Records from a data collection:

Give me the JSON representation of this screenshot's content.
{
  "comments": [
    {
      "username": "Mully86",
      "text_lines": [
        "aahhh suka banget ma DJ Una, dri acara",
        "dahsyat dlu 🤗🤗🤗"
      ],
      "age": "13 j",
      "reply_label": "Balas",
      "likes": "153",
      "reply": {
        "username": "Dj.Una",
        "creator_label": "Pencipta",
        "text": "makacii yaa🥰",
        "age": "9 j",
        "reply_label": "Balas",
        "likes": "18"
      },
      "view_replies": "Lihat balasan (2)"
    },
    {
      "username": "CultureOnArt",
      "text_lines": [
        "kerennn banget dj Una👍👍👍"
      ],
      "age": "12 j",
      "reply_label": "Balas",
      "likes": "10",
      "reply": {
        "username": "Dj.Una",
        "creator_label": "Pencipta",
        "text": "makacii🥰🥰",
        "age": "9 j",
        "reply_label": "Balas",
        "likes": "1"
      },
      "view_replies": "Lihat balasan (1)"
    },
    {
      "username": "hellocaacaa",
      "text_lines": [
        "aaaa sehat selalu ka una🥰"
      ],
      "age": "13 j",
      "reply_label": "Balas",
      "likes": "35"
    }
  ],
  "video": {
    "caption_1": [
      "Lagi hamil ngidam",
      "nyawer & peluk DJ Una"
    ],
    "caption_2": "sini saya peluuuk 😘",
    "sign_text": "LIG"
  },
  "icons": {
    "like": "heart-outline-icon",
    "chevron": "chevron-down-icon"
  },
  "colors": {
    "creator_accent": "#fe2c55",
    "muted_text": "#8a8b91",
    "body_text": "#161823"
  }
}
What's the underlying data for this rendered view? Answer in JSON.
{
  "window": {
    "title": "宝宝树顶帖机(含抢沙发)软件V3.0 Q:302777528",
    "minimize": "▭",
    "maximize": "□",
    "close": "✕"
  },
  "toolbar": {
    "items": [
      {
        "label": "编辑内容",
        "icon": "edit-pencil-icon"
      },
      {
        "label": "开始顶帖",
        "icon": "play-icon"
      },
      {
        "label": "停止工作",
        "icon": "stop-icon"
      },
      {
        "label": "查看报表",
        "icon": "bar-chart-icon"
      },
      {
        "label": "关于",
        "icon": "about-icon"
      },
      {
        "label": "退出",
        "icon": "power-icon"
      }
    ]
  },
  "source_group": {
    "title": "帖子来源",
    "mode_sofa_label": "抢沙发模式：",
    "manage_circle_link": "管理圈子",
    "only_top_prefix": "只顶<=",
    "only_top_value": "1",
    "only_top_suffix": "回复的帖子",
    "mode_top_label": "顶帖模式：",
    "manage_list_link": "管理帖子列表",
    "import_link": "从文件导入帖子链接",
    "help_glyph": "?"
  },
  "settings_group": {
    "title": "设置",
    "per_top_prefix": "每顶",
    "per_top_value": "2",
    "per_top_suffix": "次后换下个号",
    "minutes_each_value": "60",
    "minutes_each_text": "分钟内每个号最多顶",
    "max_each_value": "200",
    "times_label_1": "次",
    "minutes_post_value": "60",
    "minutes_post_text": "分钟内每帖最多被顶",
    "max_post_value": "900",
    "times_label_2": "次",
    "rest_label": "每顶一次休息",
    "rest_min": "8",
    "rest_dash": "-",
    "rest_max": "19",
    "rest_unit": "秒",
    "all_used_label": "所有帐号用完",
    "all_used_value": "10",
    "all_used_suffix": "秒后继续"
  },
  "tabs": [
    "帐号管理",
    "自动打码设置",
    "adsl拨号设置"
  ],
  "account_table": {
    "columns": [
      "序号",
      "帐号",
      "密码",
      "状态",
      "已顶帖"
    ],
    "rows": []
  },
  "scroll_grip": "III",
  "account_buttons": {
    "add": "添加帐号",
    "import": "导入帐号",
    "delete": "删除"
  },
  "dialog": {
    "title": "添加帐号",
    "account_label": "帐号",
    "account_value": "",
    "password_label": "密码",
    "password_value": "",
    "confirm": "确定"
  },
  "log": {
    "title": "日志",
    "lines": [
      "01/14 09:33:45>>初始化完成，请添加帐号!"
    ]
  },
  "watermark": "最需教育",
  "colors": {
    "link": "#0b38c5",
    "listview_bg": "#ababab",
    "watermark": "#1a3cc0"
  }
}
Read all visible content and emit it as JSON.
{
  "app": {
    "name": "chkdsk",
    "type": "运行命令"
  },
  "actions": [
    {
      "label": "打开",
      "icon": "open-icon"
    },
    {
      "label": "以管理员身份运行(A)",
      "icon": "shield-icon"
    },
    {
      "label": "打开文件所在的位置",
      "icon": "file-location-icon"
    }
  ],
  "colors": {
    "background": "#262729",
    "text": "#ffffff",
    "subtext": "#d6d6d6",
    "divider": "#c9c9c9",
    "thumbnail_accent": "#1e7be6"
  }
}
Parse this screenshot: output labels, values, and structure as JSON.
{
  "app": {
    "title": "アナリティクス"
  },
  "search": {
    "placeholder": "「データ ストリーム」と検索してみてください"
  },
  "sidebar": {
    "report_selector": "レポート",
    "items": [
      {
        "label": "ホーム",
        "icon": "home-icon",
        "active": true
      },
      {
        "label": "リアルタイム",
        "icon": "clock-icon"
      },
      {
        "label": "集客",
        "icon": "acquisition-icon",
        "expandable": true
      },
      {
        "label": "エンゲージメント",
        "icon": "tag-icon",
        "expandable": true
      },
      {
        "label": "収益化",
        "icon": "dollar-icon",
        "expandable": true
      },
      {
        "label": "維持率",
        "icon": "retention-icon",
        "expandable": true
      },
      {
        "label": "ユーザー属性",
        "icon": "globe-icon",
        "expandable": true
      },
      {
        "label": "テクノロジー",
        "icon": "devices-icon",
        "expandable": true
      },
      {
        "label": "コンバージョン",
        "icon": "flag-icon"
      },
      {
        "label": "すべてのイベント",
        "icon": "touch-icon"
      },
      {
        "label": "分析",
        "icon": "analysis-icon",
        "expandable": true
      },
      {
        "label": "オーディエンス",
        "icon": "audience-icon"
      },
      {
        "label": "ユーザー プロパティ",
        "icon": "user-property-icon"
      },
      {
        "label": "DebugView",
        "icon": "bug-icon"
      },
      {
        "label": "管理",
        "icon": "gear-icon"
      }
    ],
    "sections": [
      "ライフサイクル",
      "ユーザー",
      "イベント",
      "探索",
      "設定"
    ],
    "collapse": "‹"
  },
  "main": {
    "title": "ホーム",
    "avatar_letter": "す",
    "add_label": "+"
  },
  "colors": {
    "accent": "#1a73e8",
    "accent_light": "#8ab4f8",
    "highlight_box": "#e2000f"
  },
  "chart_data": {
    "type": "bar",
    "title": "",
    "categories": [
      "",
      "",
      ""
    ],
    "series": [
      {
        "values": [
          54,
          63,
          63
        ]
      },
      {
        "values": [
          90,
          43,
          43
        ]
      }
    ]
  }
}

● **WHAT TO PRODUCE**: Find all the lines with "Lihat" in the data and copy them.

● **RESPONSE**:
      "view_replies": "Lihat balasan (2)"
      "view_replies": "Lihat balasan (1)"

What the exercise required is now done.